In a recent conversation, the artist admitted that, as we suspected, the title of the exhibition is taken from Jean Genet. That in itself undoubtedly puts us in a whole new mental arena, evoking images that contrast with the opacity of the works on display. Like Genet’s never-ending love, such titles – with their references to names of books, poems, verses, films and groups – forge a compact, intense space of possibilities in which we are allowed to conjure up all kinds of narratives. Here, the artist’s poetic imagination is condensed and spectators are bombarded with references and images that involve them directly in the work.
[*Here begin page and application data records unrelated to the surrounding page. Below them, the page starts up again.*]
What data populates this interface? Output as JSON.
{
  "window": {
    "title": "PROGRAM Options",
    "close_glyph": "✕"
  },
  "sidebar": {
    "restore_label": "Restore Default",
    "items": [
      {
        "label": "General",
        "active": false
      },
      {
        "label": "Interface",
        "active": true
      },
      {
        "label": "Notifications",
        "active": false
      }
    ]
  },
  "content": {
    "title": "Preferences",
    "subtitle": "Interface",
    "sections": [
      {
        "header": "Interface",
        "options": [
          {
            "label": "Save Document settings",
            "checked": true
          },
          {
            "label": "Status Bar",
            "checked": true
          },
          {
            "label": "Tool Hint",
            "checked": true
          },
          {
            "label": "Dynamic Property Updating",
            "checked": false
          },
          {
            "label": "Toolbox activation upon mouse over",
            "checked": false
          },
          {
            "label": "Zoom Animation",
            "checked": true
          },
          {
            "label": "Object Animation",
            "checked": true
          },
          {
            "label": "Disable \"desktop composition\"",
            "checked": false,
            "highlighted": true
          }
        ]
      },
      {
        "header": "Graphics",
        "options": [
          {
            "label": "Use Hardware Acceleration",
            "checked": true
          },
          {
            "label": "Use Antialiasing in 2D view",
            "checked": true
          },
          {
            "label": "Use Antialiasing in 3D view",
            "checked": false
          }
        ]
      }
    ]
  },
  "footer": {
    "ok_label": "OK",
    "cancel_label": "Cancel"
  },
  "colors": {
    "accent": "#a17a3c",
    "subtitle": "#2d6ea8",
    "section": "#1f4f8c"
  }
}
But what work are we talking about? Where does a work start and finish? What should we focus on – the physical, visual space of the objects and structures the artist offers us or that imaginary space made up of fragments of other ideas, other discourses, other origins?
There is admittedly an abundance of darkness, but the artist also celebrates light. I said earlier that Andrianomearisoa uses abstraction to create potentially poetic images and to address his own personal experience. Similarly, the titles help him to establish interruptions and disjunctures that highlight the resources of his own imagination and reveal the other side of his intentions. Andrianomearisoa lives and works between Paris and Antananarivo, Madagascar. His art and his ideas arise out of both locations, and cannot be said to be determined, given meaning or fixed in one single space by either of them. From the economic, political and social legacy of colonialism, the adoption and adaptation of colonial cultures and the affirmation that both his own subjectivity and the culture of his country are essentially different, Andrianomearisoa fashions a discourse of disjuncture and contrast, a dialectic space marked not by the successful hybridization of the parts but by a continuous sliding backwards and forwards between one idea and another. Like the empty containers of his series Vestiges of Ecstasy, 2016-2018, his reality is made up of remembered objects and ideas that are progressively shaped over time but which lack any real content in themselves.
The disjuncture and the interruptions come into play precisely in this in-between space, between the work and “its references”, between the titles and “the work”, preventing us from grasping the artist’s imagination in a clear defined space. It is here where Joël Andrianomearisoa weaves together the ambiguities, contradictions and possibilities that endow his work with meaning and depth.